PROBLEM STATEMENT –
Write the records out once more, exactly as they are given.

Records from a data collection –

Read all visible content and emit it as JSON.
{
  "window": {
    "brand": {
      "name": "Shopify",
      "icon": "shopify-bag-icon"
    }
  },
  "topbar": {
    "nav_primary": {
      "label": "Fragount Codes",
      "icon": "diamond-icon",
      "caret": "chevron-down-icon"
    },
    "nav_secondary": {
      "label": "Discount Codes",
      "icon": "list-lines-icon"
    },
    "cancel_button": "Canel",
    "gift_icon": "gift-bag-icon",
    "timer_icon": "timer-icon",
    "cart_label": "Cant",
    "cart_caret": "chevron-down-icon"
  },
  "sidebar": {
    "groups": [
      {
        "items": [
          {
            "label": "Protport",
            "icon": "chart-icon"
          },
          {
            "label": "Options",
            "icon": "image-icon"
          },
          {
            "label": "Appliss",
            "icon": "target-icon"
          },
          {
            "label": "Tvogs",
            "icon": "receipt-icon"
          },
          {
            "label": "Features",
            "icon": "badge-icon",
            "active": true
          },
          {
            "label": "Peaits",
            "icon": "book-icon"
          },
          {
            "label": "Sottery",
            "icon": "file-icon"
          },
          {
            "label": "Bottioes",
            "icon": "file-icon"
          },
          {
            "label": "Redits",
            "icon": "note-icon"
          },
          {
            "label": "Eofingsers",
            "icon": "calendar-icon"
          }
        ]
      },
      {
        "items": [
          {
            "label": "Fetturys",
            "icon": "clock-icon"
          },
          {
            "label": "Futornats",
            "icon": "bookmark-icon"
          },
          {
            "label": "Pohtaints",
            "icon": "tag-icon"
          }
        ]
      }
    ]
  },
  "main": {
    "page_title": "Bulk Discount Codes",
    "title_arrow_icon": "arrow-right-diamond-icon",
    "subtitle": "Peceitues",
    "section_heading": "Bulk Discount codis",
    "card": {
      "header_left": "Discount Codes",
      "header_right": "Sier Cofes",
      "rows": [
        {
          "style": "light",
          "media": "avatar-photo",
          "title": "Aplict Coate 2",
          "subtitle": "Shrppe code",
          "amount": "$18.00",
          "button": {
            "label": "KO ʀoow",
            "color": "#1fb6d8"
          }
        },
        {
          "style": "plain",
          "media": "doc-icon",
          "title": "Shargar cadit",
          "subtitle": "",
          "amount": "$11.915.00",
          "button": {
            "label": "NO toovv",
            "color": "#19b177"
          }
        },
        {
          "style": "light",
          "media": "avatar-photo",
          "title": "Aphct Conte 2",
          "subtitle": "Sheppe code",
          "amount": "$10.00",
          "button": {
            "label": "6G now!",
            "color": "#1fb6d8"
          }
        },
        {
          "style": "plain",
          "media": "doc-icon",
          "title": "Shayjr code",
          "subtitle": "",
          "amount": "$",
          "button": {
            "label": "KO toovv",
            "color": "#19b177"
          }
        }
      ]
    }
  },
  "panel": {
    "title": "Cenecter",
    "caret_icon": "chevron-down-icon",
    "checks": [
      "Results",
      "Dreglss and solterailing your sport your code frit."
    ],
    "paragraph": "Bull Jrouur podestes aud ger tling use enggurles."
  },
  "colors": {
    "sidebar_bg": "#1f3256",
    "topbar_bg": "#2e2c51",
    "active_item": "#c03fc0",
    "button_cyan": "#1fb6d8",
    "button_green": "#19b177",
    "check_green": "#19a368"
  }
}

YOUR SOLUTION –
Read all visible content and emit it as JSON.
{
  "window": {
    "brand": {
      "name": "Shopify",
      "icon": "shopify-bag-icon"
    }
  },
  "topbar": {
    "nav_primary": {
      "label": "Fragount Codes",
      "icon": "diamond-icon",
      "caret": "chevron-down-icon"
    },
    "nav_secondary": {
      "label": "Discount Codes",
      "icon": "list-lines-icon"
    },
    "cancel_button": "Canel",
    "gift_icon": "gift-bag-icon",
    "timer_icon": "timer-icon",
    "cart_label": "Cant",
    "cart_caret": "chevron-down-icon"
  },
  "sidebar": {
    "groups": [
      {
        "items": [
          {
            "label": "Protport",
            "icon": "chart-icon"
          },
          {
            "label": "Options",
            "icon": "image-icon"
          },
          {
            "label": "Appliss",
            "icon": "target-icon"
          },
          {
            "label": "Tvogs",
            "icon": "receipt-icon"
          },
          {
            "label": "Features",
            "icon": "badge-icon",
            "active": true
          },
          {
            "label": "Peaits",
            "icon": "book-icon"
          },
          {
            "label": "Sottery",
            "icon": "file-icon"
          },
          {
            "label": "Bottioes",
            "icon": "file-icon"
          },
          {
            "label": "Redits",
            "icon": "note-icon"
          },
          {
            "label": "Eofingsers",
            "icon": "calendar-icon"
          }
        ]
      },
      {
        "items": [
          {
            "label": "Fetturys",
            "icon": "clock-icon"
          },
          {
            "label": "Futornats",
            "icon": "bookmark-icon"
          },
          {
            "label": "Pohtaints",
            "icon": "tag-icon"
          }
        ]
      }
    ]
  },
  "main": {
    "page_title": "Bulk Discount Codes",
    "title_arrow_icon": "arrow-right-diamond-icon",
    "subtitle": "Peceitues",
    "section_heading": "Bulk Discount codis",
    "card": {
      "header_left": "Discount Codes",
      "header_right": "Sier Cofes",
      "rows": [
        {
          "style": "light",
          "media": "avatar-photo",
          "title": "Aplict Coate 2",
          "subtitle": "Shrppe code",
          "amount": "$18.00",
          "button": {
            "label": "KO ʀoow",
            "color": "#1fb6d8"
          }
        },
        {
          "style": "plain",
          "media": "doc-icon",
          "title": "Shargar cadit",
          "subtitle": "",
          "amount": "$11.915.00",
          "button": {
            "label": "NO toovv",
            "color": "#19b177"
          }
        },
        {
          "style": "light",
          "media": "avatar-photo",
          "title": "Aphct Conte 2",
          "subtitle": "Sheppe code",
          "amount": "$10.00",
          "button": {
            "label": "6G now!",
            "color": "#1fb6d8"
          }
        },
        {
          "style": "plain",
          "media": "doc-icon",
          "title": "Shayjr code",
          "subtitle": "",
          "amount": "$",
          "button": {
            "label": "KO toovv",
            "color": "#19b177"
          }
        }
      ]
    }
  },
  "panel": {
    "title": "Cenecter",
    "caret_icon": "chevron-down-icon",
    "checks": [
      "Results",
      "Dreglss and solterailing your sport your code frit."
    ],
    "paragraph": "Bull Jrouur podestes aud ger tling use enggurles."
  },
  "colors": {
    "sidebar_bg": "#1f3256",
    "topbar_bg": "#2e2c51",
    "active_item": "#c03fc0",
    "button_cyan": "#1fb6d8",
    "button_green": "#19b177",
    "check_green": "#19a368"
  }
}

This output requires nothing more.